Prosecutors to be trained by Twitter in fight against online abuse
In England and Wales, Twitter is training prosecutors to better fight online abuse, according to an article appearing on the Guardian.
The Crown Prosecution Service (CPS) said that the social media network would help it contend with criminal activity such as using the internet to post explicit images of former partners, an offense under the new revenge pornography laws and the monitoring and stalking of victims using spyware and GPS.
Jenny Hopkins, chief crown prosecutor and the CPS lead on violence against women, told the Guardian that Twitter experts were coming to advice prosecutors and update their skills and knowledge on the matter.
“Social media is increasingly being used as a tool against women and I think it is really positive that Twitter is going to be training our lawyers in the months ahead,” Hopkins said.

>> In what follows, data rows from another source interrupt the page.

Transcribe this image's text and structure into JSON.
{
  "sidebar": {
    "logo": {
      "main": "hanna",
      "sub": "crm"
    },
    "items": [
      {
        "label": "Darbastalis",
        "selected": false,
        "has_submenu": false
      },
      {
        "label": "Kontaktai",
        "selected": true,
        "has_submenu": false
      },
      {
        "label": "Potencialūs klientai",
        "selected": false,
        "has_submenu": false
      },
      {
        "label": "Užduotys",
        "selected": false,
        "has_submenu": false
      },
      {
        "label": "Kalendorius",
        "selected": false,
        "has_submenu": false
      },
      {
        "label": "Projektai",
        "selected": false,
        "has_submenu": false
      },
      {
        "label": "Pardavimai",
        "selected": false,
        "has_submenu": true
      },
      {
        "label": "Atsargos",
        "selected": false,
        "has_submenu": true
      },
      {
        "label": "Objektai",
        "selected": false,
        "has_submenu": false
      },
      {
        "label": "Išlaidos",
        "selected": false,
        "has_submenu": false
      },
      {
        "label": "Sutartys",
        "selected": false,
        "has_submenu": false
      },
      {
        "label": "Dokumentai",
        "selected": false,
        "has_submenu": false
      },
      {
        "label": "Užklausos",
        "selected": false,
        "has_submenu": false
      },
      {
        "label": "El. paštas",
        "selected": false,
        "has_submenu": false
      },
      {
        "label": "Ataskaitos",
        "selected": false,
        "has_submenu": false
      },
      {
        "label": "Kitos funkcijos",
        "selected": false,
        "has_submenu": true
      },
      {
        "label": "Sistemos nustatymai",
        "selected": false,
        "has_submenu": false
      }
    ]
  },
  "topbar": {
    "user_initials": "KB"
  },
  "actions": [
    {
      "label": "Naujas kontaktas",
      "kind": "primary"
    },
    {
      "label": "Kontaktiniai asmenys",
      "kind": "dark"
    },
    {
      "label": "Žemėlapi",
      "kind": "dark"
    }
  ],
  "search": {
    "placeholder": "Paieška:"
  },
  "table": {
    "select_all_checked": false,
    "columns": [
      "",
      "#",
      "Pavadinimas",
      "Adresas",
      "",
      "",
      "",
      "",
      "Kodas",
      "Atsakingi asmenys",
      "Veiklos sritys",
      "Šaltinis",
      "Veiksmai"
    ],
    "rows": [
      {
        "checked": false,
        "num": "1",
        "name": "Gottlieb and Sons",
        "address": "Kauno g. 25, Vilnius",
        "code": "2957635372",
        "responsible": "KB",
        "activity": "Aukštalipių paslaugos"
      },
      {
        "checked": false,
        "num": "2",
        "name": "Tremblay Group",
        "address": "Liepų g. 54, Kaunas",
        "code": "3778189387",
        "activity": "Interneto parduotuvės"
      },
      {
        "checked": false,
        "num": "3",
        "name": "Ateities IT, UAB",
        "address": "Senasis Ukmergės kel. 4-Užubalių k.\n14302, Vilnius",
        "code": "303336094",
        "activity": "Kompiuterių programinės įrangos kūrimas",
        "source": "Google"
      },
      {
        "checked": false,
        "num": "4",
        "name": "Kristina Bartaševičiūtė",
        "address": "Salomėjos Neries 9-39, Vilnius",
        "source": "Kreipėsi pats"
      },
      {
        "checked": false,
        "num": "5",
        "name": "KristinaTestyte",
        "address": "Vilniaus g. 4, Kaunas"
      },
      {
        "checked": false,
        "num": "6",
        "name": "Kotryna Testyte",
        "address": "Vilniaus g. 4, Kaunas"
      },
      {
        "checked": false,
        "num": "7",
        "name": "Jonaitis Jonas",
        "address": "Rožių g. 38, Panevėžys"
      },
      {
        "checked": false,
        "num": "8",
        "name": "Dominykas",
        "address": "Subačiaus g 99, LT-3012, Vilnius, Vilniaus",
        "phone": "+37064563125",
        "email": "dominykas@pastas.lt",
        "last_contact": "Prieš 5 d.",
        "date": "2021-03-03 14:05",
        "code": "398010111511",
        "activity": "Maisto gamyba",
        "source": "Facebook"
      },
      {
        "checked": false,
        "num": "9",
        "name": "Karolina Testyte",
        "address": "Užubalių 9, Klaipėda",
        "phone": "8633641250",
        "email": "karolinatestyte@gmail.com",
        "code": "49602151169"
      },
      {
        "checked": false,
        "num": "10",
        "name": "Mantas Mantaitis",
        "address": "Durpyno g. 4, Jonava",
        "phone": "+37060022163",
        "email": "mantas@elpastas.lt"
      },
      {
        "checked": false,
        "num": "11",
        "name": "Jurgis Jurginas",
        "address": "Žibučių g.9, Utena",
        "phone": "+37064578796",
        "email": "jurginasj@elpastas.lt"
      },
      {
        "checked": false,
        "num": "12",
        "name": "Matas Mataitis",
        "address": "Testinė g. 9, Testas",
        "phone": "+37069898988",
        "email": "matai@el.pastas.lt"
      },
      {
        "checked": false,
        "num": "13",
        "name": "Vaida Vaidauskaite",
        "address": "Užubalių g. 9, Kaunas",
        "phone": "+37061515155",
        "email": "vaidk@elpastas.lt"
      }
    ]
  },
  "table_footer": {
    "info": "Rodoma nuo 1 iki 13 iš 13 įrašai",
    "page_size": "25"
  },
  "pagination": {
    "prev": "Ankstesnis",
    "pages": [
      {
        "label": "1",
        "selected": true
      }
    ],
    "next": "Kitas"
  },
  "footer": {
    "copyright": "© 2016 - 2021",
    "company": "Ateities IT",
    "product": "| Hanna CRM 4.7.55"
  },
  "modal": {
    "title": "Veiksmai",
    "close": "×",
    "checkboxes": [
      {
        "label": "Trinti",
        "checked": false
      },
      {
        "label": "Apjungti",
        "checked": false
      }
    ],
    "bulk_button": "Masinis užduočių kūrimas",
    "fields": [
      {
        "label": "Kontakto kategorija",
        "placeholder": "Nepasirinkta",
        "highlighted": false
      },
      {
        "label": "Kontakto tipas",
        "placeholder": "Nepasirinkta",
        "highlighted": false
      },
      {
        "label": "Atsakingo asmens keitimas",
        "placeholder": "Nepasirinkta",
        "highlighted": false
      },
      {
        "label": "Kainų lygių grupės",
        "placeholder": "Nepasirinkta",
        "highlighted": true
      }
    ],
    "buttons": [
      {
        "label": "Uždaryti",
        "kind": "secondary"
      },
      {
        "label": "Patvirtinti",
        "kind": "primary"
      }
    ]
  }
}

Police and prosecutors are also seeing an increasing number of cases in which individuals are using social media to facilitate crimes against women, including rape, blackmail, grooming, harassment and sexual violence.
The CPS is publishing new guidelines on prosecuting new and emerging social media crimes. For the first time, violence against women and girls has been highlighted as an area in which social media is being used by perpetrators. The guidelines are now out to public consultation for six weeks.
According to a 2015 UN report, 18 percent of women have experienced a form of cyber-violence, a definition covering hacking, harassment, surveillance and revenge porn.
Nick Pickles, Twitter’s head of UK public policy, said he hoped that by working with the CPS to give prosecutors an in-depth understanding of the social network and the rapid development of digital communication platforms, UK citizens would be better protected.